Rational Lead Drug Design
Our approach to rational lead drug design is to utilize solvation thermodynamics information provided by our in-house solvation analysis tools (GIST & WaterMap) to direct the modification of lead compounds so that they bind with higher affinity and/or specificity for given bio-molecular targets.
Solvation Analysis Tools
The development and application of computational methodologies that can extract solvation thermodynamics information on a molecular length scale is the main focus of research in this lab. A significant part of this effort involves exploring how localized solvation thermodynamics can be effectively utilized in a drug design setting. Two principal methods based on Inhomogeneous Solvation Theory (IST) have been developed by the PI and his collaborators. The first, a cluster based hydration site approach, has been patented and developed into successful commercial software (WaterMap) that is sold to major drug development companies as well as academic institutions. A newer, more advanced approach called Grid Inhomogeneous Solvation Theory (GIST), discretizes the equations of IST onto a three dimensional grid and provides a more formally rigorous platform for biomolecular solvation thermodynamic analysis. The application for localized solvation thermodynamics in the drug design setting alon are manifold.

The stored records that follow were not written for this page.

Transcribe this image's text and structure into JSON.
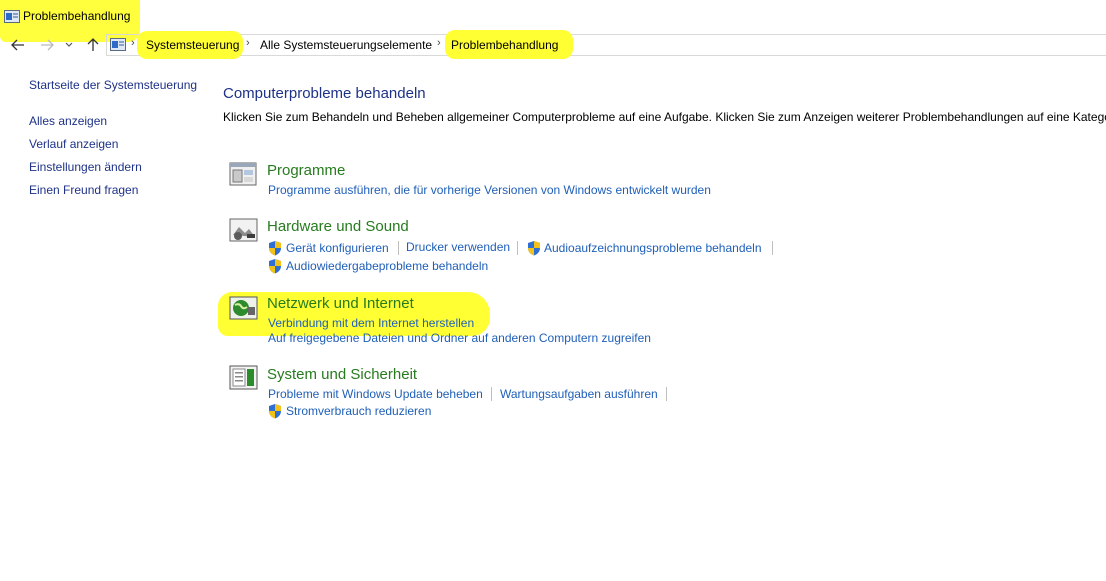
{
  "window": {
    "title": "Problembehandlung"
  },
  "navigation": {
    "back_icon": "arrow-left-icon",
    "forward_icon": "arrow-right-icon",
    "recent_icon": "chevron-down-icon",
    "up_icon": "arrow-up-icon",
    "breadcrumbs": [
      "Systemsteuerung",
      "Alle Systemsteuerungselemente",
      "Problembehandlung"
    ]
  },
  "sidebar": {
    "home": "Startseite der Systemsteuerung",
    "items": [
      {
        "label": "Alles anzeigen"
      },
      {
        "label": "Verlauf anzeigen"
      },
      {
        "label": "Einstellungen ändern"
      },
      {
        "label": "Einen Freund fragen"
      }
    ]
  },
  "main": {
    "title": "Computerprobleme behandeln",
    "description": "Klicken Sie zum Behandeln und Beheben allgemeiner Computerprobleme auf eine Aufgabe. Klicken Sie zum Anzeigen weiterer Problembehandlungen auf eine Kategorie",
    "categories": [
      {
        "title": "Programme",
        "icon": "programs-icon",
        "links": [
          "Programme ausführen, die für vorherige Versionen von Windows entwickelt wurden"
        ]
      },
      {
        "title": "Hardware und Sound",
        "icon": "hardware-sound-icon",
        "links": [
          "Gerät konfigurieren",
          "Drucker verwenden",
          "Audioaufzeichnungsprobleme behandeln",
          "Audiowiedergabeprobleme behandeln"
        ]
      },
      {
        "title": "Netzwerk und Internet",
        "icon": "network-globe-icon",
        "links": [
          "Verbindung mit dem Internet herstellen",
          "Auf freigegebene Dateien und Ordner auf anderen Computern zugreifen"
        ]
      },
      {
        "title": "System und Sicherheit",
        "icon": "system-security-icon",
        "links": [
          "Probleme mit Windows Update beheben",
          "Wartungsaufgaben ausführen",
          "Stromverbrauch reduzieren"
        ]
      }
    ]
  },
  "colors": {
    "highlight": "#ffff33",
    "link": "#1f5fb8",
    "category_title": "#267b1e",
    "heading": "#1e3287"
  }
}
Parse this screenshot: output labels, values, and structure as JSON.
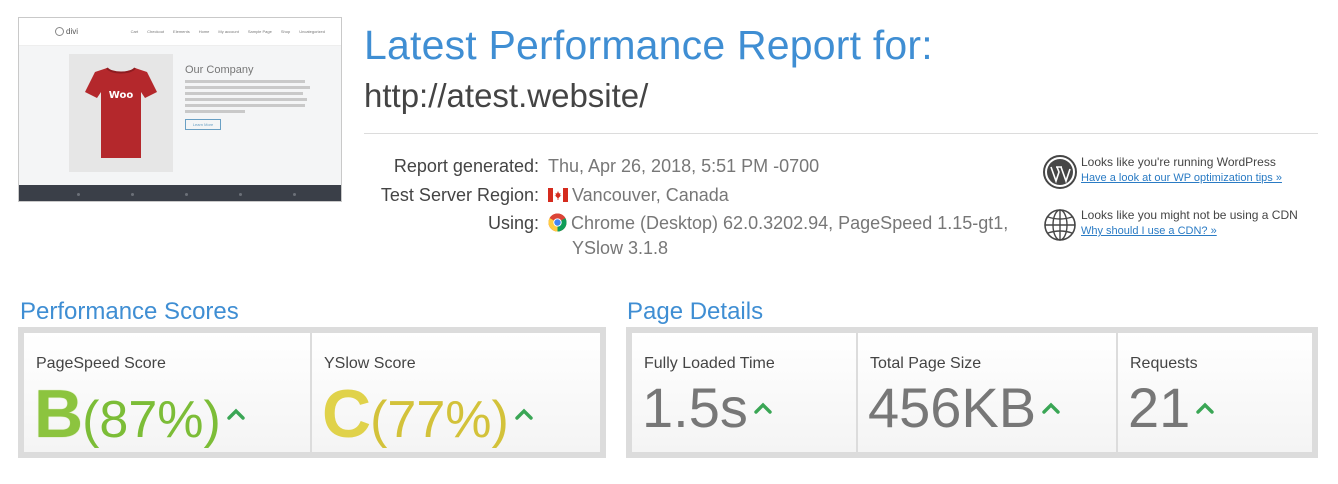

A number of the applications that exploit solvation thermodynamic information are being applied in our lab including: Rational lead drug design, De Novo Drug Discovery, Scoring Function Optimization, Allosteric site identification.